___ Task material ___

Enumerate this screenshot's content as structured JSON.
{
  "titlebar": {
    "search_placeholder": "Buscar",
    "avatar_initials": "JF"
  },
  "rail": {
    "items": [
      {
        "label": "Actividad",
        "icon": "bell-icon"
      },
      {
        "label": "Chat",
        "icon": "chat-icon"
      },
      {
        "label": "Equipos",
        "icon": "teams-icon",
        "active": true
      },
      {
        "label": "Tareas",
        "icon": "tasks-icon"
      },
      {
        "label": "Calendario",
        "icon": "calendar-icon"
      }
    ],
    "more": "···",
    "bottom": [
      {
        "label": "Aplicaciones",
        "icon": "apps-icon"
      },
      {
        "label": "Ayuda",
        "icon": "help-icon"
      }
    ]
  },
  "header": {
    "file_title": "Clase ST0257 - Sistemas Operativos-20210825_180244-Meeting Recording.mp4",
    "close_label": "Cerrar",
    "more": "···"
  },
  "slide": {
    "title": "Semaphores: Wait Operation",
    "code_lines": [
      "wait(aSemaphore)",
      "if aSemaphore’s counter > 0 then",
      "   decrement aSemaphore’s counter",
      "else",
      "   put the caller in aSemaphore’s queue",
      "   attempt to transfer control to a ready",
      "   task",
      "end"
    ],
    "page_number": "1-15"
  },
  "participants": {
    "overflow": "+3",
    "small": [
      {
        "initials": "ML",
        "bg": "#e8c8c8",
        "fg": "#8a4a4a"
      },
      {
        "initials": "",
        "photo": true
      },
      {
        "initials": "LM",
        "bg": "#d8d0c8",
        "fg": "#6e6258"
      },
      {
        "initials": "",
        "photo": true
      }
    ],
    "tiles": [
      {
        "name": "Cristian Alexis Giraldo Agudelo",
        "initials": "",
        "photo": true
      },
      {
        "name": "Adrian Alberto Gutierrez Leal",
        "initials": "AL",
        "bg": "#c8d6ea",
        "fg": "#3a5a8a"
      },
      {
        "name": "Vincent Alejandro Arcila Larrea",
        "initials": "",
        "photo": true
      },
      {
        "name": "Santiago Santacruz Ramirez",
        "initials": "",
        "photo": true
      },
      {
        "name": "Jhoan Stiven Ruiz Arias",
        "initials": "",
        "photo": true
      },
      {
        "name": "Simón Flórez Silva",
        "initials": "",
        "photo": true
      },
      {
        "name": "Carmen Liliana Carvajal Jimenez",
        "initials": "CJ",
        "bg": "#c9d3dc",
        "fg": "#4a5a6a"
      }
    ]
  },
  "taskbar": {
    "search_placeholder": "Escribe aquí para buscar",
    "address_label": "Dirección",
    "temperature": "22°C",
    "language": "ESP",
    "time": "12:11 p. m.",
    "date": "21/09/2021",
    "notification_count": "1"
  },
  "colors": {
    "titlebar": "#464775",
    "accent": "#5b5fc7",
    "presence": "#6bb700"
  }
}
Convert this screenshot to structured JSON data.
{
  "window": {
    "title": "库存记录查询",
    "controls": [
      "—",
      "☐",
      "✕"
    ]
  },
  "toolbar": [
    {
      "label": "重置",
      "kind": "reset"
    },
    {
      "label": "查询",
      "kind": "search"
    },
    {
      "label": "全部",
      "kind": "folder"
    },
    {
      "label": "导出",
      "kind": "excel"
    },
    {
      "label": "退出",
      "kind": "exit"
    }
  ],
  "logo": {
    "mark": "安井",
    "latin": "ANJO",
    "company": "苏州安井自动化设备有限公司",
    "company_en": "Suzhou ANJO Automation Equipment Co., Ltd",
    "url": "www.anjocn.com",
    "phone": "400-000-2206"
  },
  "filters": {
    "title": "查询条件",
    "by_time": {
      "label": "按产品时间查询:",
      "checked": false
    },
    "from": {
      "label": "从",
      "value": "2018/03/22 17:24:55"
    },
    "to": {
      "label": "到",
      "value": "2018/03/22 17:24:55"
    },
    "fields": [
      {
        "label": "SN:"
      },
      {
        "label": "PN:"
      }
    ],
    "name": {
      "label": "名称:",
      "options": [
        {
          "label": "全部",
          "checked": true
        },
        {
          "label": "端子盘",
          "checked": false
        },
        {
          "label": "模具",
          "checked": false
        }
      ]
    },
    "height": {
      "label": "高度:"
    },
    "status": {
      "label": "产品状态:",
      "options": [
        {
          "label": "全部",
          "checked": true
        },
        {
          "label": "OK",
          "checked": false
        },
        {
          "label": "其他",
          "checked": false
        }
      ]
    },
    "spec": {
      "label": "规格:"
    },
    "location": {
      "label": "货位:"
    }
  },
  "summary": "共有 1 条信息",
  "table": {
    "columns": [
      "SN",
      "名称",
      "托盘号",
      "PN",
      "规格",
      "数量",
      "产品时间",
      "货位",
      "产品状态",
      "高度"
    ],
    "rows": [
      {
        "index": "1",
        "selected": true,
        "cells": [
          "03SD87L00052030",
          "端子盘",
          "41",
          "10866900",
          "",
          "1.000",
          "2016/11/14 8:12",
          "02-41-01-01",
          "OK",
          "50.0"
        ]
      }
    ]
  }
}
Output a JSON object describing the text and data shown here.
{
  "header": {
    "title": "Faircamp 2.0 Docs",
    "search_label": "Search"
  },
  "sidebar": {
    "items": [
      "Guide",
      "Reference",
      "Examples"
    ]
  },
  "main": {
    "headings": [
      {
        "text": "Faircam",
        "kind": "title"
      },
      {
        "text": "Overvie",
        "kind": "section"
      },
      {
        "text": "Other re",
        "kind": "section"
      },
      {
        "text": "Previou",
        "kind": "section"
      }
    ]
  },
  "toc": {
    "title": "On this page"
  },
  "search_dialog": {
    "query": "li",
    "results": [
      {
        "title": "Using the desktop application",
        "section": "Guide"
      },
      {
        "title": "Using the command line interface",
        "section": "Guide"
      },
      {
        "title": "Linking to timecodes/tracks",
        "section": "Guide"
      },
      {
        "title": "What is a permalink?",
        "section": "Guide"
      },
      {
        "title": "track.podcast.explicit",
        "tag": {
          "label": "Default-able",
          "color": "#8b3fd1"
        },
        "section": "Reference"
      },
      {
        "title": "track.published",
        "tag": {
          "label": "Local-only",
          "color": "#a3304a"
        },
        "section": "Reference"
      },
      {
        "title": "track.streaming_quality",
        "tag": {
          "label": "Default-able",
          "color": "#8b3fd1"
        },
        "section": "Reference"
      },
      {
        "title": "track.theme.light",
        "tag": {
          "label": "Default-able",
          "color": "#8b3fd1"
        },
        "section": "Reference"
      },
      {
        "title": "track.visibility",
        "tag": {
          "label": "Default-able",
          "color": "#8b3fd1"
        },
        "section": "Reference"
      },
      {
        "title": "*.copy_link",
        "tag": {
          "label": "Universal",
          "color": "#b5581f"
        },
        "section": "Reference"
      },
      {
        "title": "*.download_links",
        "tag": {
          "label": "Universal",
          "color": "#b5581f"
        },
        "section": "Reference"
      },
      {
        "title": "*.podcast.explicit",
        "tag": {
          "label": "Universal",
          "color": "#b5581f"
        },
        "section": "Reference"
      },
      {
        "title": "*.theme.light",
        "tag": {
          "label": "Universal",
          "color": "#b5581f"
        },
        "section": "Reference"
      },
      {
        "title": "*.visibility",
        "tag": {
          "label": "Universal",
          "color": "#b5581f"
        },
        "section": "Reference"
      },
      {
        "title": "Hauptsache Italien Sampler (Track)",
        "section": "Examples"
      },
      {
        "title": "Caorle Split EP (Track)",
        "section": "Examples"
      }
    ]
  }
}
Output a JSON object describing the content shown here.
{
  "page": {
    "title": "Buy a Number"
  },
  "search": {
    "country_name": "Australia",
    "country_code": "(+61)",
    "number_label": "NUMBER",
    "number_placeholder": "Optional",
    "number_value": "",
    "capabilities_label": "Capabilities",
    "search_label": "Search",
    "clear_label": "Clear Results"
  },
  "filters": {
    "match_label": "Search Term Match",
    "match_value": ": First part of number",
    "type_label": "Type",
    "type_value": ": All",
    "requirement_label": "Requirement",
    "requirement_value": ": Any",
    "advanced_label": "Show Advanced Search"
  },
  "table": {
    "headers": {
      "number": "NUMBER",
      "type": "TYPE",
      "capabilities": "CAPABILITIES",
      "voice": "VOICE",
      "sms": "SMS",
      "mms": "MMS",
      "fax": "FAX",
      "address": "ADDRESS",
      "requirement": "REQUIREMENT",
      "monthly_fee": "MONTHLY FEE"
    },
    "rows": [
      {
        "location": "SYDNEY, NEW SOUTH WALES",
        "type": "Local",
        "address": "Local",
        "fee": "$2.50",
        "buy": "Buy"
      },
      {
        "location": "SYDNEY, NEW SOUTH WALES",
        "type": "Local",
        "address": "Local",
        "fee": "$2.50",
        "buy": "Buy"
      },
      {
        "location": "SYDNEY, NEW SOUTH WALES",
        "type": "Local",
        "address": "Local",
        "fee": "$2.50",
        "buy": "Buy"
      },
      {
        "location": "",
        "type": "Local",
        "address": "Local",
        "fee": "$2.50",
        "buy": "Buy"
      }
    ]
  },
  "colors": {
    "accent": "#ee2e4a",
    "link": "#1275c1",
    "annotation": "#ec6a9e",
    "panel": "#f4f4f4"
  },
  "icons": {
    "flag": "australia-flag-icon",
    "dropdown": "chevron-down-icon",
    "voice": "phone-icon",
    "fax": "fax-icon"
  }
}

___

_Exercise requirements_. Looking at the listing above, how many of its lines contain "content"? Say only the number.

_Output below_. 2